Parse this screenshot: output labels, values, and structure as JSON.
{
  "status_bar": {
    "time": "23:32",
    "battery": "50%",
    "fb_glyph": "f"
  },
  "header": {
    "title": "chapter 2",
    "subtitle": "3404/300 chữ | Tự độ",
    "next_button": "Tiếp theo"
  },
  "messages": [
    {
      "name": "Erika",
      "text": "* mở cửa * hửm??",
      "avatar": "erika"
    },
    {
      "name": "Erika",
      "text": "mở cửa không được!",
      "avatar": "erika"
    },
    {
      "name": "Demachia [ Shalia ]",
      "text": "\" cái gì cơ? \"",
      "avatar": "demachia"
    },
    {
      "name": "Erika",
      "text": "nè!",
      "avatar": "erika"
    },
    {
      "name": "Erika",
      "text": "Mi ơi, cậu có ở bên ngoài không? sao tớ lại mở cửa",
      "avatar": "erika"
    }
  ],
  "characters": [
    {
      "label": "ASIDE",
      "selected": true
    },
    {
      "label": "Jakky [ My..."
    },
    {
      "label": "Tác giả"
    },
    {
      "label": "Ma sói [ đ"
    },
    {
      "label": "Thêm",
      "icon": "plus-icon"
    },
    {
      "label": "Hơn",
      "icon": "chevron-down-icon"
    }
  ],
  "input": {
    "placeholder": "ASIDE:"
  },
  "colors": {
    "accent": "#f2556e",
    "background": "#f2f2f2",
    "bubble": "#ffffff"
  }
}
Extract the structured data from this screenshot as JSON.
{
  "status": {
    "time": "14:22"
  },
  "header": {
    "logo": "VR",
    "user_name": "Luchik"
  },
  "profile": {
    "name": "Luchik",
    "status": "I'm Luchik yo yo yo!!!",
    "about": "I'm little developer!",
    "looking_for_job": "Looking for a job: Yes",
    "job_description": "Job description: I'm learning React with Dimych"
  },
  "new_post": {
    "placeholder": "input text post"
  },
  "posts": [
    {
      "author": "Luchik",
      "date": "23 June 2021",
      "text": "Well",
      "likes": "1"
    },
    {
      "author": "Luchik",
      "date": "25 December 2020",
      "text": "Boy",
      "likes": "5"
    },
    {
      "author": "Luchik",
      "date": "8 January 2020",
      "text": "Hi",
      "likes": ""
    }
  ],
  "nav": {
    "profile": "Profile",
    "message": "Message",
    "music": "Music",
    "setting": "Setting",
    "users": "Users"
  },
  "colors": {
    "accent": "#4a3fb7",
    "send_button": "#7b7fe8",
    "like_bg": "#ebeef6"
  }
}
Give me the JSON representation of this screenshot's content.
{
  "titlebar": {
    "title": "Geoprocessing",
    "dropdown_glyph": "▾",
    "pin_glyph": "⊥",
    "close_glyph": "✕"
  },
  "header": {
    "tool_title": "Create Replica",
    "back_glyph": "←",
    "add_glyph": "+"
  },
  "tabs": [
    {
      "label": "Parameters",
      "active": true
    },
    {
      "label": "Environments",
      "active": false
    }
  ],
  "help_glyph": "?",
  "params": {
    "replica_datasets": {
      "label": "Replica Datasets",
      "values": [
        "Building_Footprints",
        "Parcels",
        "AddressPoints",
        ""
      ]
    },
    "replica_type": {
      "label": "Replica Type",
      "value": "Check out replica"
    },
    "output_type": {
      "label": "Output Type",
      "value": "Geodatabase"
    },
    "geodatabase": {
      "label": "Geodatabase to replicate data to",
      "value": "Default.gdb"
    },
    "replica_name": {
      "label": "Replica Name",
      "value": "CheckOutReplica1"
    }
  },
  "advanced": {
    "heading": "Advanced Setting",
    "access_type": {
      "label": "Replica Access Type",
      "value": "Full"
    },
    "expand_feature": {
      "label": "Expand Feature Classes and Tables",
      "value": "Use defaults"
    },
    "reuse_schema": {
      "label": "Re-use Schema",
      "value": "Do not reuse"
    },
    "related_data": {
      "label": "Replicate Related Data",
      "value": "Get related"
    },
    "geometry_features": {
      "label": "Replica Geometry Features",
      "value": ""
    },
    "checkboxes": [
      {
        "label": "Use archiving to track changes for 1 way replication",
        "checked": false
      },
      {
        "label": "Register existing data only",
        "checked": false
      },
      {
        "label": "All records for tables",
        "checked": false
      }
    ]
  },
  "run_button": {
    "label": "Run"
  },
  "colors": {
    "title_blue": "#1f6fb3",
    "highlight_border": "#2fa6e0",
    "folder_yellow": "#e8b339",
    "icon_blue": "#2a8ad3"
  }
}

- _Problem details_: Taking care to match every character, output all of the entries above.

- _Response to this task_:
Parse this screenshot: output labels, values, and structure as JSON.
{
  "status_bar": {
    "time": "23:32",
    "battery": "50%",
    "fb_glyph": "f"
  },
  "header": {
    "title": "chapter 2",
    "subtitle": "3404/300 chữ | Tự độ",
    "next_button": "Tiếp theo"
  },
  "messages": [
    {
      "name": "Erika",
      "text": "* mở cửa * hửm??",
      "avatar": "erika"
    },
    {
      "name": "Erika",
      "text": "mở cửa không được!",
      "avatar": "erika"
    },
    {
      "name": "Demachia [ Shalia ]",
      "text": "\" cái gì cơ? \"",
      "avatar": "demachia"
    },
    {
      "name": "Erika",
      "text": "nè!",
      "avatar": "erika"
    },
    {
      "name": "Erika",
      "text": "Mi ơi, cậu có ở bên ngoài không? sao tớ lại mở cửa",
      "avatar": "erika"
    }
  ],
  "characters": [
    {
      "label": "ASIDE",
      "selected": true
    },
    {
      "label": "Jakky [ My..."
    },
    {
      "label": "Tác giả"
    },
    {
      "label": "Ma sói [ đ"
    },
    {
      "label": "Thêm",
      "icon": "plus-icon"
    },
    {
      "label": "Hơn",
      "icon": "chevron-down-icon"
    }
  ],
  "input": {
    "placeholder": "ASIDE:"
  },
  "colors": {
    "accent": "#f2556e",
    "background": "#f2f2f2",
    "bubble": "#ffffff"
  }
}
Extract the structured data from this screenshot as JSON.
{
  "status": {
    "time": "14:22"
  },
  "header": {
    "logo": "VR",
    "user_name": "Luchik"
  },
  "profile": {
    "name": "Luchik",
    "status": "I'm Luchik yo yo yo!!!",
    "about": "I'm little developer!",
    "looking_for_job": "Looking for a job: Yes",
    "job_description": "Job description: I'm learning React with Dimych"
  },
  "new_post": {
    "placeholder": "input text post"
  },
  "posts": [
    {
      "author": "Luchik",
      "date": "23 June 2021",
      "text": "Well",
      "likes": "1"
    },
    {
      "author": "Luchik",
      "date": "25 December 2020",
      "text": "Boy",
      "likes": "5"
    },
    {
      "author": "Luchik",
      "date": "8 January 2020",
      "text": "Hi",
      "likes": ""
    }
  ],
  "nav": {
    "profile": "Profile",
    "message": "Message",
    "music": "Music",
    "setting": "Setting",
    "users": "Users"
  },
  "colors": {
    "accent": "#4a3fb7",
    "send_button": "#7b7fe8",
    "like_bg": "#ebeef6"
  }
}
Give me the JSON representation of this screenshot's content.
{
  "titlebar": {
    "title": "Geoprocessing",
    "dropdown_glyph": "▾",
    "pin_glyph": "⊥",
    "close_glyph": "✕"
  },
  "header": {
    "tool_title": "Create Replica",
    "back_glyph": "←",
    "add_glyph": "+"
  },
  "tabs": [
    {
      "label": "Parameters",
      "active": true
    },
    {
      "label": "Environments",
      "active": false
    }
  ],
  "help_glyph": "?",
  "params": {
    "replica_datasets": {
      "label": "Replica Datasets",
      "values": [
        "Building_Footprints",
        "Parcels",
        "AddressPoints",
        ""
      ]
    },
    "replica_type": {
      "label": "Replica Type",
      "value": "Check out replica"
    },
    "output_type": {
      "label": "Output Type",
      "value": "Geodatabase"
    },
    "geodatabase": {
      "label": "Geodatabase to replicate data to",
      "value": "Default.gdb"
    },
    "replica_name": {
      "label": "Replica Name",
      "value": "CheckOutReplica1"
    }
  },
  "advanced": {
    "heading": "Advanced Setting",
    "access_type": {
      "label": "Replica Access Type",
      "value": "Full"
    },
    "expand_feature": {
      "label": "Expand Feature Classes and Tables",
      "value": "Use defaults"
    },
    "reuse_schema": {
      "label": "Re-use Schema",
      "value": "Do not reuse"
    },
    "related_data": {
      "label": "Replicate Related Data",
      "value": "Get related"
    },
    "geometry_features": {
      "label": "Replica Geometry Features",
      "value": ""
    },
    "checkboxes": [
      {
        "label": "Use archiving to track changes for 1 way replication",
        "checked": false
      },
      {
        "label": "Register existing data only",
        "checked": false
      },
      {
        "label": "All records for tables",
        "checked": false
      }
    ]
  },
  "run_button": {
    "label": "Run"
  },
  "colors": {
    "title_blue": "#1f6fb3",
    "highlight_border": "#2fa6e0",
    "folder_yellow": "#e8b339",
    "icon_blue": "#2a8ad3"
  }
}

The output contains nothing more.